POLR3-related leukodystrophy: from gene identification and phenotypic description to understanding of disease mechanisms

Geneviève Bernard, McGill University, Montreal Children’s Hospital


Learning Objectives: At the end of this session, participants will be able to:

  • List the clinical manifestations of POLR3-related leukodystrophy.
  • Summarize the MRI characteristics of the disease.
  • Discuss the genetic causes of the disease, and what is known on the pathophysiology.

Leukodystrophies are a group of genetic disorders characterized by abnormal cerebral white matter. They are divided between hypomyelinating and non-hypomyelinating (HLD) according to MRI characteristics and whether the primary pathophysiological problem is thought to be lack of myelin deposition during development or abnormal myelin homeostasis, respectively. RNA polymerase III-related leukodystrophy (POLR3-HLD) is a recently described disorder now recognized as the second most common HLD. It was found by our group to be caused by recessive mutations in POLR3A, POLR3B or POLR1C. POLR3-HLD is characterized by an expanding spectrum of clinical and radiological features, including neurological and non-neurological features. Patients with POLR3-HLD experience a progressive course with increasing disabilities, including progressive gait ataxia leading to loss of ambulation, dysarthria leading to anarthria, dysphagia leading to the inability to eat, etc. POLR3A and POLR3B encode for the two largest subunits of the RNA polymerase III and together, they form its catalytic core. POLR1C, on the other hand, encodes for a common subunit of POLR1 and POLR3. POLR3 is responsible for the transcription of small non-coding RNAs primordial for cell homeostasis. Our recent work led to the first insight into the pathogenesis of the disease. Indeed, mutations in these 3 genes lead to either (1) abnormal assembly of the 17-subunits complex POLR3, (2) abnormal nuclear import of POLR3, and/or (3) abnormal interaction of POLR3 with the DNA to allow normal transcription. In sum, our work on the clinical and imaging characterization of the disease, combined with the discovery of the causal genes and study of the pathophysiology of the disease has allowed families to have a molecular diagnosis, genetic counselling and improved supportive care, and most importantly, has opened the door for the development of therapeutic strategies.

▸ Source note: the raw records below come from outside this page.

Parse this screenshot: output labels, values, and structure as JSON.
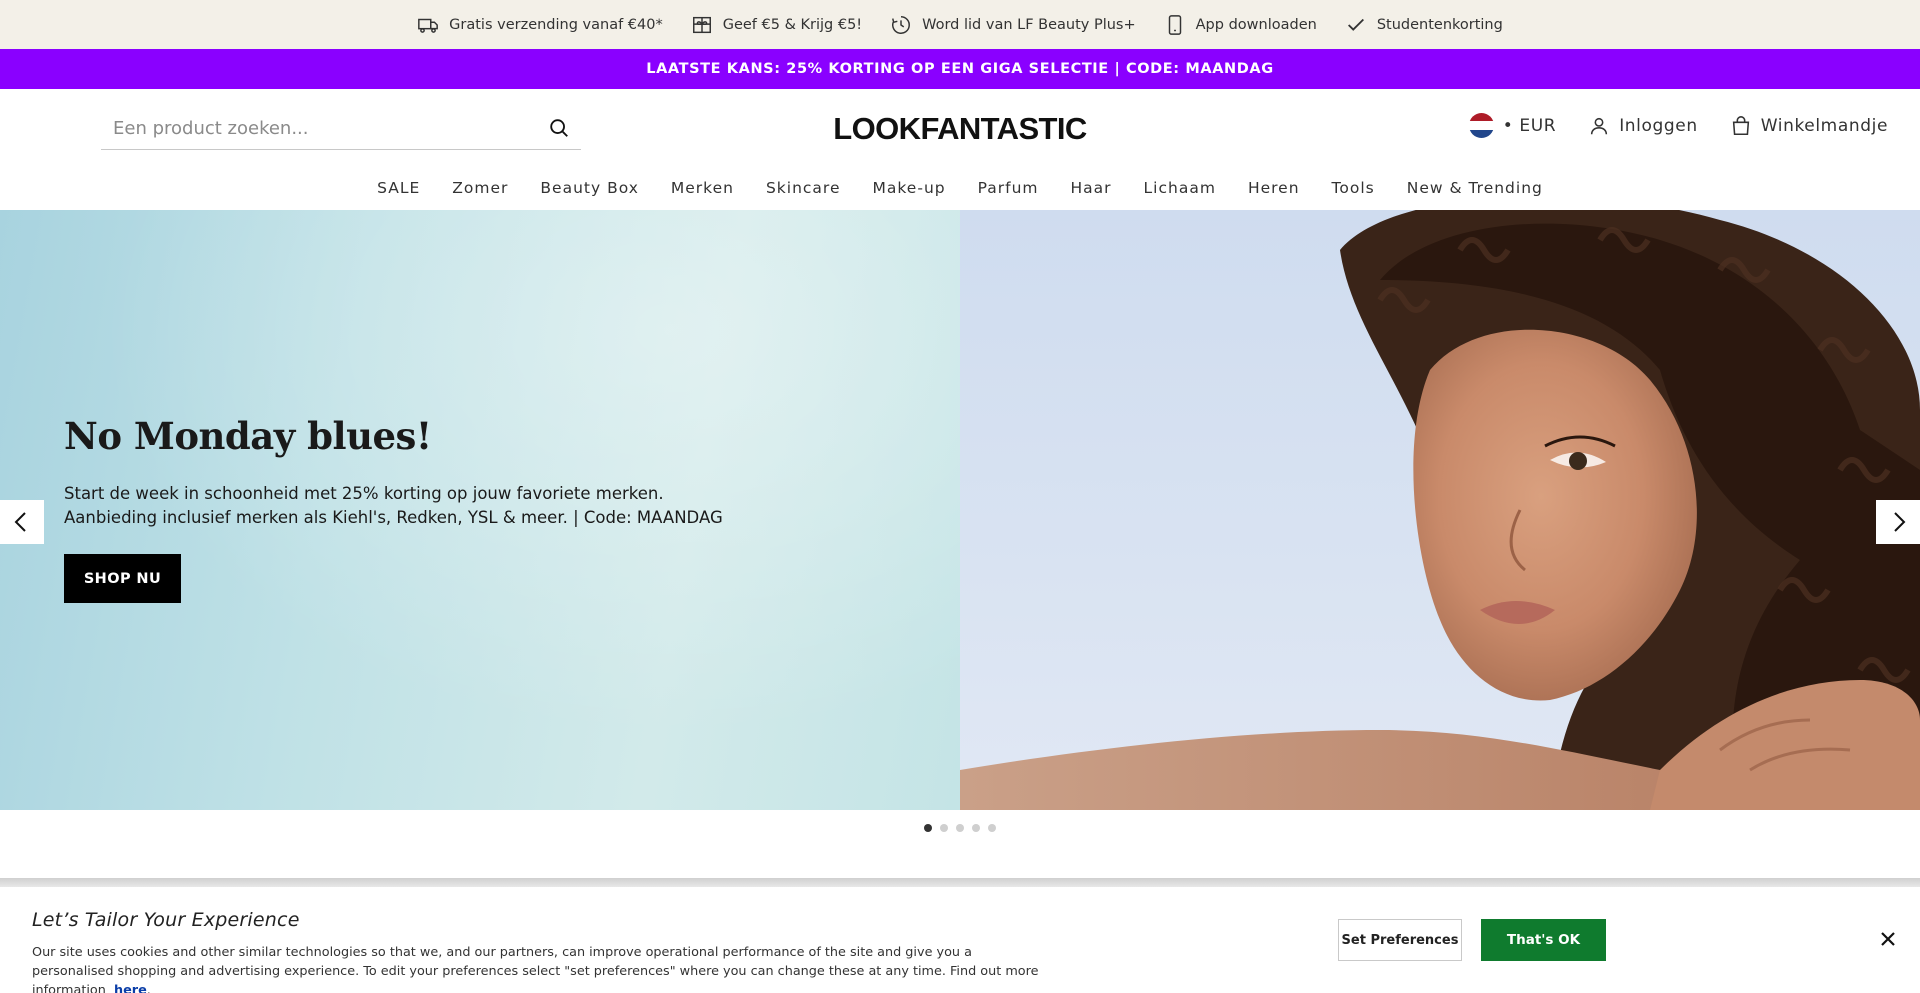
{
  "utility_bar": {
    "items": [
      {
        "icon": "truck-icon",
        "label": "Gratis verzending vanaf €40*"
      },
      {
        "icon": "gift-icon",
        "label": "Geef €5 & Krijg €5!"
      },
      {
        "icon": "loyalty-icon",
        "label": "Word lid van LF Beauty Plus+"
      },
      {
        "icon": "phone-icon",
        "label": "App downloaden"
      },
      {
        "icon": "check-icon",
        "label": "Studentenkorting"
      }
    ]
  },
  "promo": {
    "text": "LAATSTE KANS: 25% KORTING OP EEN GIGA SELECTIE | CODE: MAANDAG",
    "color": "#8a00ff"
  },
  "header": {
    "search_placeholder": "Een product zoeken...",
    "logo": "LOOKFANTASTIC",
    "currency": "• EUR",
    "login": "Inloggen",
    "cart": "Winkelmandje"
  },
  "nav": {
    "items": [
      "SALE",
      "Zomer",
      "Beauty Box",
      "Merken",
      "Skincare",
      "Make-up",
      "Parfum",
      "Haar",
      "Lichaam",
      "Heren",
      "Tools",
      "New & Trending"
    ]
  },
  "hero": {
    "title": "No Monday blues!",
    "text": "Start de week in schoonheid met 25% korting op jouw favoriete merken. Aanbieding inclusief merken als Kiehl's, Redken, YSL & meer. | Code: MAANDAG",
    "cta": "SHOP NU",
    "slide_count": 5,
    "active_slide": 1
  },
  "cookie": {
    "title": "Let’s Tailor Your Experience",
    "text": "Our site uses cookies and other similar technologies so that we, and our partners, can improve operational performance of the site and give you a personalised shopping and advertising experience. To edit your preferences select \"set preferences\" where you can change these at any time. Find out more information",
    "link": "here",
    "preferences_button": "Set Preferences",
    "ok_button": "That's OK",
    "ok_color": "#0f7b2e"
  }
}
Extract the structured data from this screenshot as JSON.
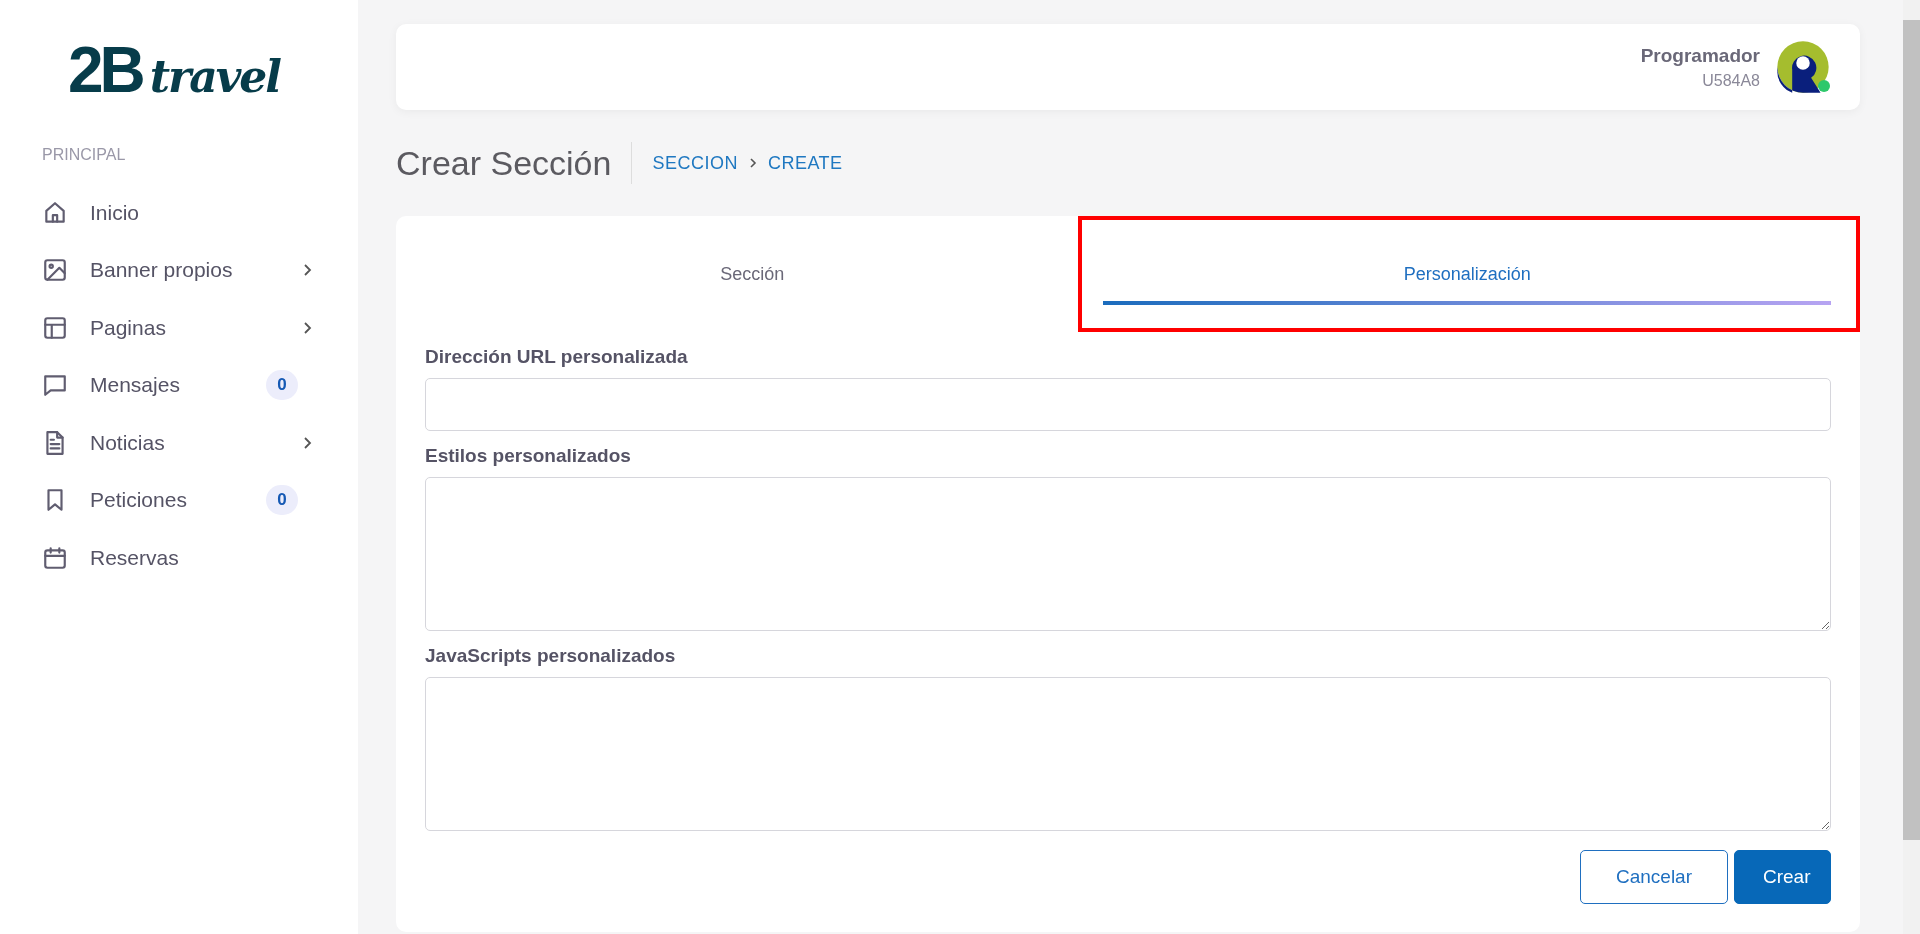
{
  "logo": {
    "mark": "2B",
    "word": "travel"
  },
  "sidebar": {
    "section": "PRINCIPAL",
    "items": [
      {
        "label": "Inicio",
        "kind": "home",
        "submenu": false
      },
      {
        "label": "Banner propios",
        "kind": "image",
        "submenu": true
      },
      {
        "label": "Paginas",
        "kind": "layout",
        "submenu": true
      },
      {
        "label": "Mensajes",
        "kind": "chat",
        "submenu": false,
        "badge": "0"
      },
      {
        "label": "Noticias",
        "kind": "doc",
        "submenu": true
      },
      {
        "label": "Peticiones",
        "kind": "bookmark",
        "submenu": false,
        "badge": "0"
      },
      {
        "label": "Reservas",
        "kind": "calendar",
        "submenu": false
      }
    ]
  },
  "header": {
    "user_name": "Programador",
    "user_code": "U584A8",
    "online": true
  },
  "page": {
    "title": "Crear Sección",
    "breadcrumb": [
      "SECCION",
      "CREATE"
    ]
  },
  "tabs": [
    {
      "label": "Sección",
      "selected": false
    },
    {
      "label": "Personalización",
      "selected": true
    }
  ],
  "fields": [
    {
      "label": "Dirección URL personalizada",
      "kind": "input"
    },
    {
      "label": "Estilos personalizados",
      "kind": "textarea"
    },
    {
      "label": "JavaScripts personalizados",
      "kind": "textarea"
    }
  ],
  "buttons": [
    {
      "label": "Cancelar",
      "kind": "outline"
    },
    {
      "label": "Crear",
      "kind": "primary"
    }
  ]
}
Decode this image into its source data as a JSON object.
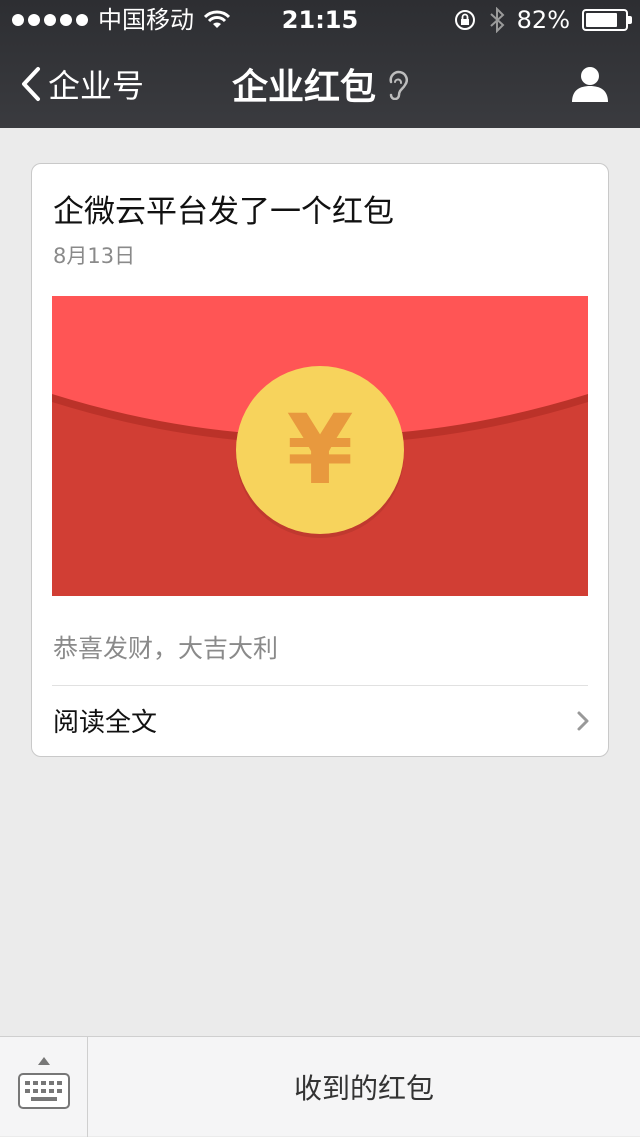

The session will be of value to Medical Geneticists.


Metachromatic leukodystrophy: New insights into treatment

Nicole Wolf, VU University Medical Center, Amsterdam


Learning Objectives: At the end of this session, participants will be able to:

  • List the different forms of MLD and their respective symptoms.
  • Discuss indications for hematopoietic cell transplantation.
  • Summarize supportive treatment options for MLD patients.

Metachromatic leukodystrophy (MLD) is one of the most frequent inherited white matter disorder. Onset is mostly in (early) childhood and adolescence, but adult onset is not infrequent either. When diagnosed early enough, hematopoietic cell transplantation (HCT) can halt the disease. For about two thirds of all patients, diagnosis, however, comes too late, and HCT is no longer an option. By compiling and comparing results of HCT for MLD during the last decade, criteria for this treatment are now emerging. Findings at quantitative imaging can support the decision for or against HCT. When MLD patients do not qualify for HCT, adequate supportive treatment is important, as spasticity, vomiting and irritability greatly impair quality of life.

This presentation will be of value to: medical geneticists, child neurologists, paediatricians and metabolic paediatricians.

Back To Top